Where in the data below does the word "inputs" appear? Copy every line that has it.

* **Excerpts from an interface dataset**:
* * * *

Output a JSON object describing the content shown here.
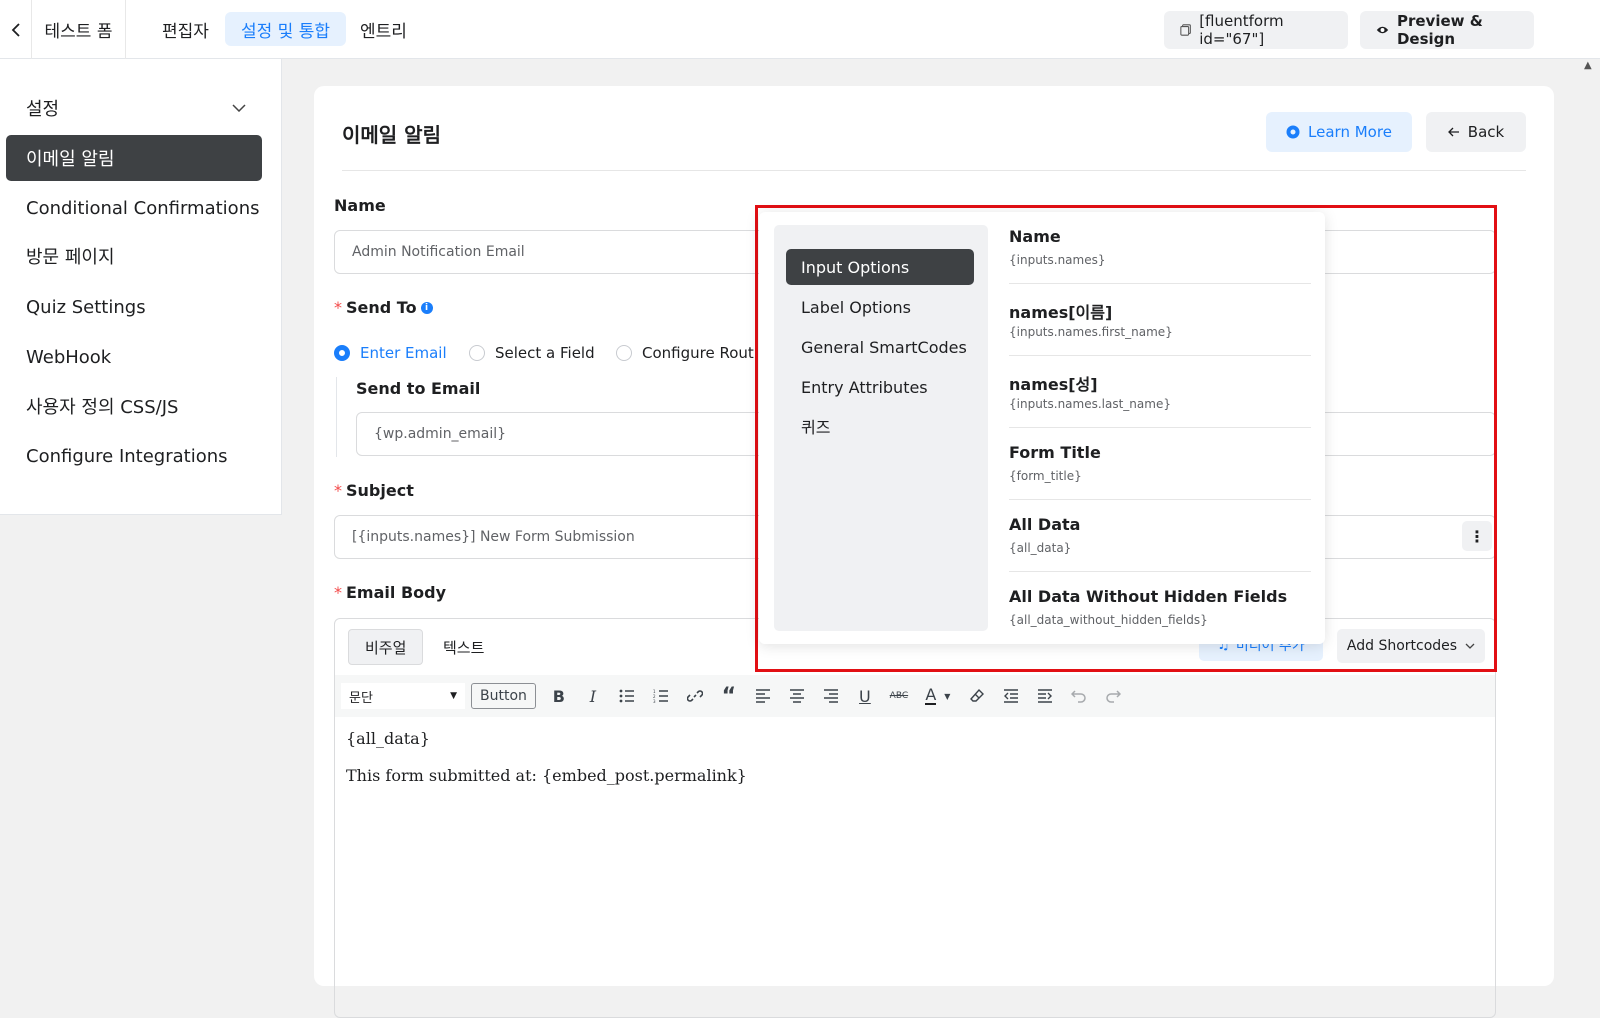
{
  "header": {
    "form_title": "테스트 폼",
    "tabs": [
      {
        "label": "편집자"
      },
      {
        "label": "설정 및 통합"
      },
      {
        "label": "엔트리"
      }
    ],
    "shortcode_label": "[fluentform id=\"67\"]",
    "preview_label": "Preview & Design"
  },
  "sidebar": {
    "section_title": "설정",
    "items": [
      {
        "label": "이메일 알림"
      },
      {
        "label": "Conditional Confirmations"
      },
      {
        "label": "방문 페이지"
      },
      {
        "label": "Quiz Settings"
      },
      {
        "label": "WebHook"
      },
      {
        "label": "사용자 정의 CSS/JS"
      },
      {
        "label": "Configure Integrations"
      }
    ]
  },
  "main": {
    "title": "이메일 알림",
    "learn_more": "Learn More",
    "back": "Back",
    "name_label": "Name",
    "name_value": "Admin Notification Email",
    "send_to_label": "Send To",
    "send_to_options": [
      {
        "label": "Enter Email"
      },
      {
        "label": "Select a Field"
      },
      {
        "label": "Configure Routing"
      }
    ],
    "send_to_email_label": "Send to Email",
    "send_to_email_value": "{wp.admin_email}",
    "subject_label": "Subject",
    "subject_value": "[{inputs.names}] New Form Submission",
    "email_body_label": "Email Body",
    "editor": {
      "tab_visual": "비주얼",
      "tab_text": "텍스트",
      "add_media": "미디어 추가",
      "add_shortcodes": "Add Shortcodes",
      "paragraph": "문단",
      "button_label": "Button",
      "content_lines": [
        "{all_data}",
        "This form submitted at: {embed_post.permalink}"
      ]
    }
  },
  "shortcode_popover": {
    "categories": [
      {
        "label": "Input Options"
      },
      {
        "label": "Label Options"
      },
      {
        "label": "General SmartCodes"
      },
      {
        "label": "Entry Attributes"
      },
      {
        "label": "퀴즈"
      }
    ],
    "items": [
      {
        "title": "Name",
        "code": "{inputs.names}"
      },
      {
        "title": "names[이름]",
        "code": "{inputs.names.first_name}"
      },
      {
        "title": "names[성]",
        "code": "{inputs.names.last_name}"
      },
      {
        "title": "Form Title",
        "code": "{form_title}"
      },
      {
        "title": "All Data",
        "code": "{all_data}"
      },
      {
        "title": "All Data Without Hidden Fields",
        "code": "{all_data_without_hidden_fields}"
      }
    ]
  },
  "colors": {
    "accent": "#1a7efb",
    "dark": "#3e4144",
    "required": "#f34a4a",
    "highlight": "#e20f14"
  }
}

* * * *

* **The answer**:
    "subject_value": "[{inputs.names}] New Form Submission",
        "code": "{inputs.names}"
        "code": "{inputs.names.first_name}"
        "code": "{inputs.names.last_name}"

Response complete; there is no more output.